- _WHAT TO PRODUCE_: Would you restate all of the entries verbatim, minus any images?

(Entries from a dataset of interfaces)
####################

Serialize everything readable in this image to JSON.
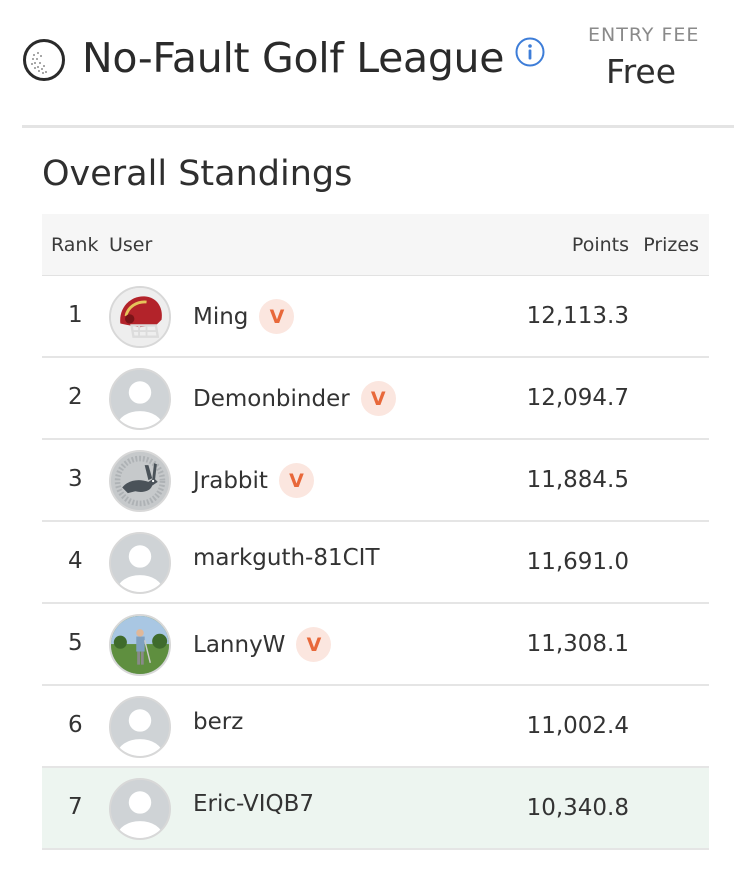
{
  "league": {
    "title": "No-Fault Golf League",
    "icon": "golf-ball-icon",
    "info_icon": "info-icon",
    "entry_fee_label": "ENTRY FEE",
    "entry_fee_value": "Free"
  },
  "standings": {
    "title": "Overall Standings",
    "columns": {
      "rank": "Rank",
      "user": "User",
      "points": "Points",
      "prizes": "Prizes"
    },
    "badge_label": "V",
    "colors": {
      "badge_bg": "#fbe6df",
      "badge_text": "#e8683a",
      "highlight_row": "#edf5f0"
    },
    "rows": [
      {
        "rank": "1",
        "user": "Ming",
        "points": "12,113.3",
        "verified": true,
        "avatar": "football-helmet-avatar"
      },
      {
        "rank": "2",
        "user": "Demonbinder",
        "points": "12,094.7",
        "verified": true,
        "avatar": "default-avatar"
      },
      {
        "rank": "3",
        "user": "Jrabbit",
        "points": "11,884.5",
        "verified": true,
        "avatar": "jackrabbit-avatar"
      },
      {
        "rank": "4",
        "user": "markguth-81CIT",
        "points": "11,691.0",
        "verified": false,
        "avatar": "default-avatar"
      },
      {
        "rank": "5",
        "user": "LannyW",
        "points": "11,308.1",
        "verified": true,
        "avatar": "golfer-photo-avatar"
      },
      {
        "rank": "6",
        "user": "berz",
        "points": "11,002.4",
        "verified": false,
        "avatar": "default-avatar"
      },
      {
        "rank": "7",
        "user": "Eric-VIQB7",
        "points": "10,340.8",
        "verified": false,
        "avatar": "default-avatar",
        "highlighted": true
      }
    ]
  }
}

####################

- _RESPONSE TO THIS TASK_:
Serialize everything readable in this image to JSON.
{
  "league": {
    "title": "No-Fault Golf League",
    "icon": "golf-ball-icon",
    "info_icon": "info-icon",
    "entry_fee_label": "ENTRY FEE",
    "entry_fee_value": "Free"
  },
  "standings": {
    "title": "Overall Standings",
    "columns": {
      "rank": "Rank",
      "user": "User",
      "points": "Points",
      "prizes": "Prizes"
    },
    "badge_label": "V",
    "colors": {
      "badge_bg": "#fbe6df",
      "badge_text": "#e8683a",
      "highlight_row": "#edf5f0"
    },
    "rows": [
      {
        "rank": "1",
        "user": "Ming",
        "points": "12,113.3",
        "verified": true,
        "avatar": "football-helmet-avatar"
      },
      {
        "rank": "2",
        "user": "Demonbinder",
        "points": "12,094.7",
        "verified": true,
        "avatar": "default-avatar"
      },
      {
        "rank": "3",
        "user": "Jrabbit",
        "points": "11,884.5",
        "verified": true,
        "avatar": "jackrabbit-avatar"
      },
      {
        "rank": "4",
        "user": "markguth-81CIT",
        "points": "11,691.0",
        "verified": false,
        "avatar": "default-avatar"
      },
      {
        "rank": "5",
        "user": "LannyW",
        "points": "11,308.1",
        "verified": true,
        "avatar": "golfer-photo-avatar"
      },
      {
        "rank": "6",
        "user": "berz",
        "points": "11,002.4",
        "verified": false,
        "avatar": "default-avatar"
      },
      {
        "rank": "7",
        "user": "Eric-VIQB7",
        "points": "10,340.8",
        "verified": false,
        "avatar": "default-avatar",
        "highlighted": true
      }
    ]
  }
}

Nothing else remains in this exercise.